ACTION ITEM:
Leave out the pictures and print the records below exactly.

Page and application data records
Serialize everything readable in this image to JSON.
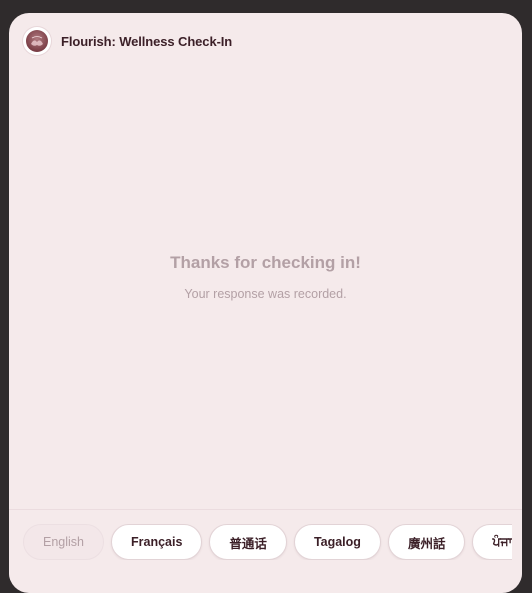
{
  "app": {
    "title": "Flourish: Wellness Check-In",
    "logo_icon": "flourish-logo-icon"
  },
  "message": {
    "heading": "Thanks for checking in!",
    "subtext": "Your response was recorded."
  },
  "languages": {
    "selected": "English",
    "items": [
      {
        "label": "English"
      },
      {
        "label": "Français"
      },
      {
        "label": "普通话"
      },
      {
        "label": "Tagalog"
      },
      {
        "label": "廣州話"
      },
      {
        "label": "ਪੰਜਾਬੀ"
      }
    ]
  },
  "colors": {
    "panel_bg": "#f5eaeb",
    "outer_bg": "#2f2b2c",
    "title_text": "#3b1f27",
    "muted_text": "#b3a0a5"
  }
}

TASK SOLUTION:
Serialize everything readable in this image to JSON.
{
  "app": {
    "title": "Flourish: Wellness Check-In",
    "logo_icon": "flourish-logo-icon"
  },
  "message": {
    "heading": "Thanks for checking in!",
    "subtext": "Your response was recorded."
  },
  "languages": {
    "selected": "English",
    "items": [
      {
        "label": "English"
      },
      {
        "label": "Français"
      },
      {
        "label": "普通话"
      },
      {
        "label": "Tagalog"
      },
      {
        "label": "廣州話"
      },
      {
        "label": "ਪੰਜਾਬੀ"
      }
    ]
  },
  "colors": {
    "panel_bg": "#f5eaeb",
    "outer_bg": "#2f2b2c",
    "title_text": "#3b1f27",
    "muted_text": "#b3a0a5"
  }
}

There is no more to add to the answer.